[Recorded data]
--- --- ---

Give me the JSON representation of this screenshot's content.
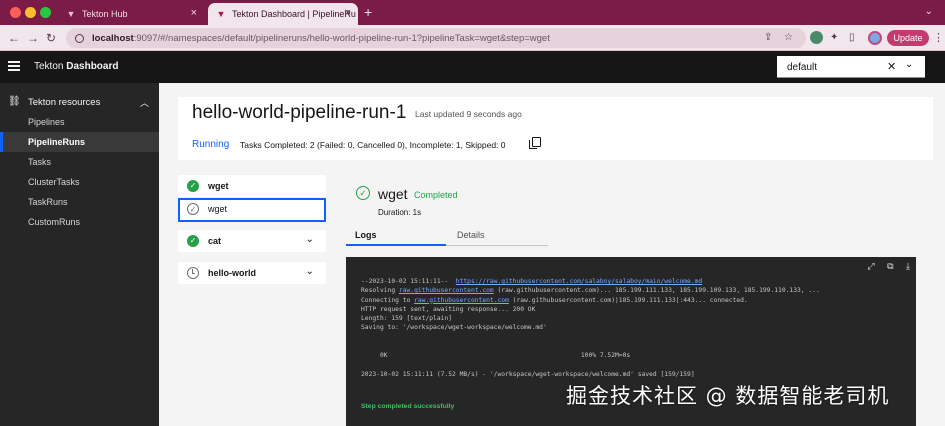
{
  "browser": {
    "tabs": [
      {
        "title": "Tekton Hub"
      },
      {
        "title": "Tekton Dashboard | PipelineRu"
      }
    ],
    "url_host": "localhost",
    "url_rest": ":9097/#/namespaces/default/pipelineruns/hello-world-pipeline-run-1?pipelineTask=wget&step=wget",
    "update_label": "Update"
  },
  "header": {
    "brand_light": "Tekton",
    "brand_bold": "Dashboard",
    "namespace": "default"
  },
  "sidebar": {
    "section_title": "Tekton resources",
    "items": [
      {
        "label": "Pipelines"
      },
      {
        "label": "PipelineRuns"
      },
      {
        "label": "Tasks"
      },
      {
        "label": "ClusterTasks"
      },
      {
        "label": "TaskRuns"
      },
      {
        "label": "CustomRuns"
      }
    ]
  },
  "run": {
    "title": "hello-world-pipeline-run-1",
    "last_updated": "Last updated 9 seconds ago",
    "status": "Running",
    "tasks_summary": "Tasks Completed: 2 (Failed: 0, Cancelled 0), Incomplete: 1, Skipped: 0"
  },
  "tasks": [
    {
      "name": "wget"
    },
    {
      "name": "wget"
    },
    {
      "name": "cat"
    },
    {
      "name": "hello-world"
    }
  ],
  "step": {
    "name": "wget",
    "status": "Completed",
    "duration": "Duration: 1s",
    "tabs": {
      "logs": "Logs",
      "details": "Details"
    }
  },
  "log": {
    "lines": [
      {
        "text": "--2023-10-02 15:11:11--  ",
        "link": "https://raw.githubusercontent.com/salaboy/salaboy/main/welcome.md",
        "tail": ""
      },
      {
        "text": "Resolving ",
        "link": "raw.githubusercontent.com",
        "tail": " (raw.githubusercontent.com)... 185.199.111.133, 185.199.109.133, 185.199.110.133, ..."
      },
      {
        "text": "Connecting to ",
        "link": "raw.githubusercontent.com",
        "tail": " (raw.githubusercontent.com)|185.199.111.133|:443... connected."
      },
      {
        "text": "HTTP request sent, awaiting response... 200 OK",
        "link": "",
        "tail": ""
      },
      {
        "text": "Length: 159 [text/plain]",
        "link": "",
        "tail": ""
      },
      {
        "text": "Saving to: '/workspace/wget-workspace/welcome.md'",
        "link": "",
        "tail": ""
      },
      {
        "text": "",
        "link": "",
        "tail": ""
      },
      {
        "text": "",
        "link": "",
        "tail": ""
      },
      {
        "text": "     0K                                                   100% 7.52M=0s",
        "link": "",
        "tail": ""
      },
      {
        "text": "",
        "link": "",
        "tail": ""
      },
      {
        "text": "2023-10-02 15:11:11 (7.52 MB/s) - '/workspace/wget-workspace/welcome.md' saved [159/159]",
        "link": "",
        "tail": ""
      }
    ],
    "success": "Step completed successfully"
  },
  "watermark": "掘金技术社区 @ 数据智能老司机",
  "colors": {
    "chrome": "#7a1c47",
    "header": "#161616",
    "sidebar": "#262626",
    "accent": "#0f62fe",
    "success": "#24a148"
  }
}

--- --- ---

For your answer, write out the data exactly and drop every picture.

Give me the JSON representation of this screenshot's content.
{
  "browser": {
    "tabs": [
      {
        "title": "Tekton Hub"
      },
      {
        "title": "Tekton Dashboard | PipelineRu"
      }
    ],
    "url_host": "localhost",
    "url_rest": ":9097/#/namespaces/default/pipelineruns/hello-world-pipeline-run-1?pipelineTask=wget&step=wget",
    "update_label": "Update"
  },
  "header": {
    "brand_light": "Tekton",
    "brand_bold": "Dashboard",
    "namespace": "default"
  },
  "sidebar": {
    "section_title": "Tekton resources",
    "items": [
      {
        "label": "Pipelines"
      },
      {
        "label": "PipelineRuns"
      },
      {
        "label": "Tasks"
      },
      {
        "label": "ClusterTasks"
      },
      {
        "label": "TaskRuns"
      },
      {
        "label": "CustomRuns"
      }
    ]
  },
  "run": {
    "title": "hello-world-pipeline-run-1",
    "last_updated": "Last updated 9 seconds ago",
    "status": "Running",
    "tasks_summary": "Tasks Completed: 2 (Failed: 0, Cancelled 0), Incomplete: 1, Skipped: 0"
  },
  "tasks": [
    {
      "name": "wget"
    },
    {
      "name": "wget"
    },
    {
      "name": "cat"
    },
    {
      "name": "hello-world"
    }
  ],
  "step": {
    "name": "wget",
    "status": "Completed",
    "duration": "Duration: 1s",
    "tabs": {
      "logs": "Logs",
      "details": "Details"
    }
  },
  "log": {
    "lines": [
      {
        "text": "--2023-10-02 15:11:11--  ",
        "link": "https://raw.githubusercontent.com/salaboy/salaboy/main/welcome.md",
        "tail": ""
      },
      {
        "text": "Resolving ",
        "link": "raw.githubusercontent.com",
        "tail": " (raw.githubusercontent.com)... 185.199.111.133, 185.199.109.133, 185.199.110.133, ..."
      },
      {
        "text": "Connecting to ",
        "link": "raw.githubusercontent.com",
        "tail": " (raw.githubusercontent.com)|185.199.111.133|:443... connected."
      },
      {
        "text": "HTTP request sent, awaiting response... 200 OK",
        "link": "",
        "tail": ""
      },
      {
        "text": "Length: 159 [text/plain]",
        "link": "",
        "tail": ""
      },
      {
        "text": "Saving to: '/workspace/wget-workspace/welcome.md'",
        "link": "",
        "tail": ""
      },
      {
        "text": "",
        "link": "",
        "tail": ""
      },
      {
        "text": "",
        "link": "",
        "tail": ""
      },
      {
        "text": "     0K                                                   100% 7.52M=0s",
        "link": "",
        "tail": ""
      },
      {
        "text": "",
        "link": "",
        "tail": ""
      },
      {
        "text": "2023-10-02 15:11:11 (7.52 MB/s) - '/workspace/wget-workspace/welcome.md' saved [159/159]",
        "link": "",
        "tail": ""
      }
    ],
    "success": "Step completed successfully"
  },
  "watermark": "掘金技术社区 @ 数据智能老司机",
  "colors": {
    "chrome": "#7a1c47",
    "header": "#161616",
    "sidebar": "#262626",
    "accent": "#0f62fe",
    "success": "#24a148"
  }
}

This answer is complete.